Mountain Bike Clothing
When there’s snow in the snow resorts the air is extremely chilly, even if there is no snow on the ground where you’re riding. The trick is getting the right balance between rugging up and not sweating it out in too much gear.
And there’s the problem of where to put the clothes you’re discarding. John recommends starting out wearing thermals on a winter ride in the Snowies, even if you shed the thermals when your body temperature rises. Thermals tend to be lightweight and easy to roll up into a pocket or backpack or tied around your waist. Gloves, fingerless or with fingers and eye protection is recommended along with head gear.
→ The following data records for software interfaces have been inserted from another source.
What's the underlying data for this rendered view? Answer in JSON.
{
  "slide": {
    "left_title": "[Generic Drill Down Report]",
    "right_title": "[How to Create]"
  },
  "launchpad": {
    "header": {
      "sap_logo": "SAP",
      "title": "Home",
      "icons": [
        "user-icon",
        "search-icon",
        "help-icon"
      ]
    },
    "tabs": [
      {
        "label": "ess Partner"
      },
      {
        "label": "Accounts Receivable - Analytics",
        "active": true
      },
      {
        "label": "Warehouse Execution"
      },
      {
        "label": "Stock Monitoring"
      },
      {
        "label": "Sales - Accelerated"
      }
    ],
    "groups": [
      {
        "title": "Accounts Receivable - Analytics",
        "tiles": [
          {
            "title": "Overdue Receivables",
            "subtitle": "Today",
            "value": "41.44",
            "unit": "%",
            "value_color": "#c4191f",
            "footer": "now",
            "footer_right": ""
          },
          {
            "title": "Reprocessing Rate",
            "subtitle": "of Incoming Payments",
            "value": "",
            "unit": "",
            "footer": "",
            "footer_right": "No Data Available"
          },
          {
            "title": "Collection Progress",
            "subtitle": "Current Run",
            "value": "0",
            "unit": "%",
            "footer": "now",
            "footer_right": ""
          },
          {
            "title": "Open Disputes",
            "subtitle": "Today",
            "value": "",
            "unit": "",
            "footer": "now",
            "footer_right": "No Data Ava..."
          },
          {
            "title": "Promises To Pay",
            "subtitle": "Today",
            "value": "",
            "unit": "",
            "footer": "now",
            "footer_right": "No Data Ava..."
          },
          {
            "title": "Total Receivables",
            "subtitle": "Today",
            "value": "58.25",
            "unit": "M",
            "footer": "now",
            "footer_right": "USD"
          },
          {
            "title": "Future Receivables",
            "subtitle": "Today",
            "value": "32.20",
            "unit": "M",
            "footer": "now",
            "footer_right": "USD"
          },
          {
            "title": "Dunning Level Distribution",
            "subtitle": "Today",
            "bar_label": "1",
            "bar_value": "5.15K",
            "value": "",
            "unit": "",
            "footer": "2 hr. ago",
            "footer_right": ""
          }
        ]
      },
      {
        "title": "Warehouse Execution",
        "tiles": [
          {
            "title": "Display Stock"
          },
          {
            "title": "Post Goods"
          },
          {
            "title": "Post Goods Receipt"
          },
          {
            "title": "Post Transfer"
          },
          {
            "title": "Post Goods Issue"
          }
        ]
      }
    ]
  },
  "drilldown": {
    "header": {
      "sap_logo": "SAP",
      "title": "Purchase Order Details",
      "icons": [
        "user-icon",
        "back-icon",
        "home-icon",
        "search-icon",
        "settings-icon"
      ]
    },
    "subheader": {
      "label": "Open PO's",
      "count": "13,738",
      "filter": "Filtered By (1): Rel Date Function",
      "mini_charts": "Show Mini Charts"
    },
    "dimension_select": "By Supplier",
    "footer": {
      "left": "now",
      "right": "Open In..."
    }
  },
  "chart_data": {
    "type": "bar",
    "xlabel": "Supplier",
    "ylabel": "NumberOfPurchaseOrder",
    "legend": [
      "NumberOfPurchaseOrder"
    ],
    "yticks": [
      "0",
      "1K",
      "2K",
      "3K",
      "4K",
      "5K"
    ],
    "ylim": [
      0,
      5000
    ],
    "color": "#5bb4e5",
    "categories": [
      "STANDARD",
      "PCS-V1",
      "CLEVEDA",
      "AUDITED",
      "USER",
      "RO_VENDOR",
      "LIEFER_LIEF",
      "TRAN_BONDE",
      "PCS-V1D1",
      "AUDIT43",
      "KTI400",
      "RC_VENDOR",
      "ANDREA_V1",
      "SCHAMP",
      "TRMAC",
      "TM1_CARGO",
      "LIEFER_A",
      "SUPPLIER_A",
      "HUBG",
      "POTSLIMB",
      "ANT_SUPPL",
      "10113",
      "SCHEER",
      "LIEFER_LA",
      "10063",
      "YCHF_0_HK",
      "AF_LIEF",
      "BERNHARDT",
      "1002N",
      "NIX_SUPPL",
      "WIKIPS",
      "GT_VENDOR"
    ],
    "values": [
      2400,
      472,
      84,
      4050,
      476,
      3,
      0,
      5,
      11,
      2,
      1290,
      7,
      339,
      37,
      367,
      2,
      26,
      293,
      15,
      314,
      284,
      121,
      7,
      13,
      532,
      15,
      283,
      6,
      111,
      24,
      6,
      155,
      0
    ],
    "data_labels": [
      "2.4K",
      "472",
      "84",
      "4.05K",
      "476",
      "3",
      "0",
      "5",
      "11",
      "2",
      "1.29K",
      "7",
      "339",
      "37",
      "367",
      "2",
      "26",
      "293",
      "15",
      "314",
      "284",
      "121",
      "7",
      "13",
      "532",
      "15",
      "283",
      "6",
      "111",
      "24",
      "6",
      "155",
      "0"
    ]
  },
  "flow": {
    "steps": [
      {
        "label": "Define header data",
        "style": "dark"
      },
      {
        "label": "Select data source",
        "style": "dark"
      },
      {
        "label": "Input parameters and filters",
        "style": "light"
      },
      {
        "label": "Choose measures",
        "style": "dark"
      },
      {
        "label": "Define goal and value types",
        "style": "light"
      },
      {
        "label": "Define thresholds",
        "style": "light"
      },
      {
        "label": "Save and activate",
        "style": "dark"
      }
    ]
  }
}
Mountain Bike Equipment
In addition to the thermal recommendation, John says to “wear a Camel Back (backpack) with first aid, spare food, clothing items and tyre repair items”. It’s always advisable to carry water, and riders take snacks, go-pro cameras, phones and other items.
Sacred Ride can help you with advice on trails, maps and other biking equipment to take on winter trails. “Bungarra, Thredbo Valley Trail and Crackenback aren’t as remote as other trails in the area that more experienced and technical riders may aim to ride”.
Stay in Thredbo for mountain biking this winter!
Thredbo, fast becoming the mountain bike mecca, is a great place to base yourself for riding, even in winter. The Lantern Thredbo Apartments
have an extensive range of self-contained apartments. All have washing and cooking facilities, and many have car spots outside the apartments and places to store bikes and wipe them down after rides.
Contact Jill or Ian
and explain your requirements, they are extremely familiar with the mountain bike culture and know what mountain bikers need. They can also help you with trail advice
and bike advice
and point you in the right direction for biking experts or pointers on mountain bike equipment.
It also helps to know you’ve told somebody which trail you are going on, in case you get a flat tyre or a sprained ankle, they can call for help if you’re not back at the end of the day. It’s also nice to stay in a place where you can walk to a restaurant or bar at the end of the day
once your ride is over, or have a spa (some apartments have spas) and relax.
Add winter mountain bike riding at Thredbo
to the list of things you can do as a family, mountain bike riding is such an amazing all-ages sport. And always good to have something up your sleeve at the snow if there’s a blizzard day.